Component data from apps and pages
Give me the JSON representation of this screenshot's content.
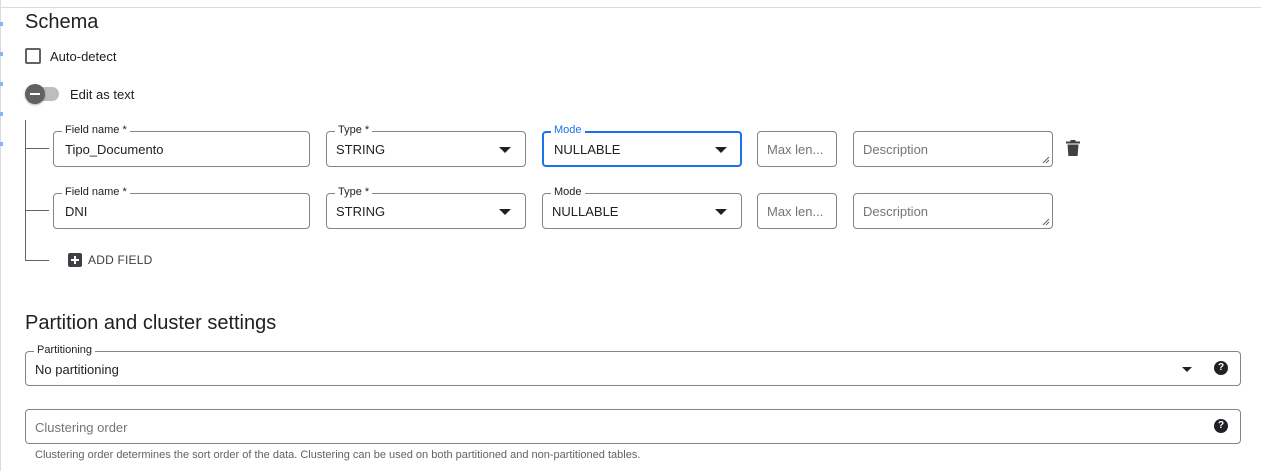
{
  "schema": {
    "title": "Schema",
    "auto_detect_label": "Auto-detect",
    "auto_detect_checked": false,
    "edit_as_text_label": "Edit as text",
    "edit_as_text_on": false,
    "fields": [
      {
        "name_label": "Field name *",
        "name_value": "Tipo_Documento",
        "type_label": "Type *",
        "type_value": "STRING",
        "mode_label": "Mode",
        "mode_value": "NULLABLE",
        "max_length_placeholder": "Max len...",
        "description_placeholder": "Description"
      },
      {
        "name_label": "Field name *",
        "name_value": "DNI",
        "type_label": "Type *",
        "type_value": "STRING",
        "mode_label": "Mode",
        "mode_value": "NULLABLE",
        "max_length_placeholder": "Max len...",
        "description_placeholder": "Description"
      }
    ],
    "add_field_label": "ADD FIELD"
  },
  "partition": {
    "title": "Partition and cluster settings",
    "partitioning_label": "Partitioning",
    "partitioning_value": "No partitioning",
    "clustering_placeholder": "Clustering order",
    "clustering_hint": "Clustering order determines the sort order of the data. Clustering can be used on both partitioned and non-partitioned tables."
  },
  "icons": {
    "help": "?",
    "delete": "trash-icon",
    "dropdown": "chevron-down-icon",
    "add": "add-box-icon"
  },
  "colors": {
    "focus": "#1a73e8",
    "border": "#80868b",
    "text": "#202124",
    "hint": "#5f6368"
  }
}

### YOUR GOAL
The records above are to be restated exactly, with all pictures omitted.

### TASK RESULT
Give me the JSON representation of this screenshot's content.
{
  "schema": {
    "title": "Schema",
    "auto_detect_label": "Auto-detect",
    "auto_detect_checked": false,
    "edit_as_text_label": "Edit as text",
    "edit_as_text_on": false,
    "fields": [
      {
        "name_label": "Field name *",
        "name_value": "Tipo_Documento",
        "type_label": "Type *",
        "type_value": "STRING",
        "mode_label": "Mode",
        "mode_value": "NULLABLE",
        "max_length_placeholder": "Max len...",
        "description_placeholder": "Description"
      },
      {
        "name_label": "Field name *",
        "name_value": "DNI",
        "type_label": "Type *",
        "type_value": "STRING",
        "mode_label": "Mode",
        "mode_value": "NULLABLE",
        "max_length_placeholder": "Max len...",
        "description_placeholder": "Description"
      }
    ],
    "add_field_label": "ADD FIELD"
  },
  "partition": {
    "title": "Partition and cluster settings",
    "partitioning_label": "Partitioning",
    "partitioning_value": "No partitioning",
    "clustering_placeholder": "Clustering order",
    "clustering_hint": "Clustering order determines the sort order of the data. Clustering can be used on both partitioned and non-partitioned tables."
  },
  "icons": {
    "help": "?",
    "delete": "trash-icon",
    "dropdown": "chevron-down-icon",
    "add": "add-box-icon"
  },
  "colors": {
    "focus": "#1a73e8",
    "border": "#80868b",
    "text": "#202124",
    "hint": "#5f6368"
  }
}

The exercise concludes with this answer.